In the data, find the word "ngầu" and copy out every line that has it.

Data records for software interfaces
┌──
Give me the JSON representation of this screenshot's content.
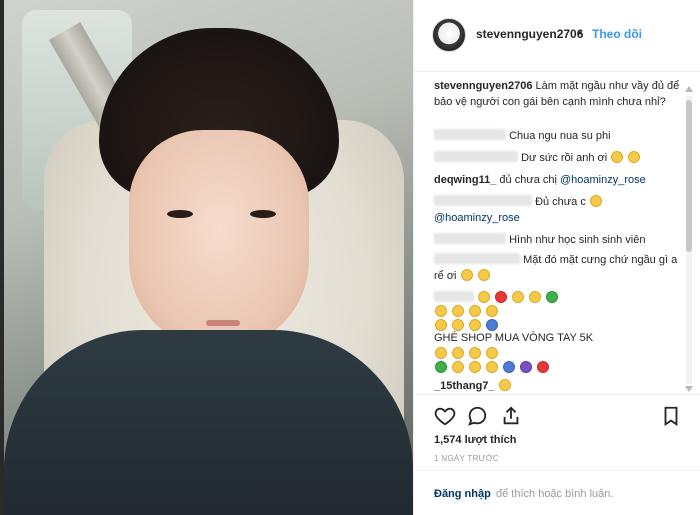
{
  "post": {
    "username": "stevennguyen2706",
    "separator": "•",
    "follow_label": "Theo dõi"
  },
  "caption": {
    "username": "stevennguyen2706",
    "text": "Làm mặt ngầu như vầy đủ để bảo vệ người con gái bên cạnh mình chưa nhỉ?"
  },
  "comments": [
    {
      "text": "Chua ngu nua su phi"
    },
    {
      "text": "Dư sức rồi anh ơi"
    },
    {
      "text": "đủ chưa chị",
      "mention": "@hoaminzy_rose"
    },
    {
      "text": "Đủ chưa c"
    },
    {
      "mention": "@hoaminzy_rose"
    },
    {
      "text": "Hình như học sinh sinh viên"
    },
    {
      "text": "Mặt đó mặt cưng chứ ngầu gì a"
    },
    {
      "text": "rể ơi"
    },
    {
      "text": ""
    },
    {
      "text": ""
    },
    {
      "text": ""
    },
    {
      "text": "GHÉ SHOP MUA VÒNG TAY 5K"
    },
    {
      "text": ""
    },
    {
      "text": ""
    },
    {
      "text": "_15thang7_"
    }
  ],
  "comment_prefix_snippet": "deqwing11_",
  "likes": "1,574 lượt thích",
  "time_ago": "1 ngày trước",
  "login_link": "Đăng nhập",
  "login_text": "để thích hoặc bình luận."
}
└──
__Solution to the problem__
    "text": "Làm mặt ngầu như vầy đủ để bảo vệ người con gái bên cạnh mình chưa nhỉ?"
      "text": "Mặt đó mặt cưng chứ ngầu gì a"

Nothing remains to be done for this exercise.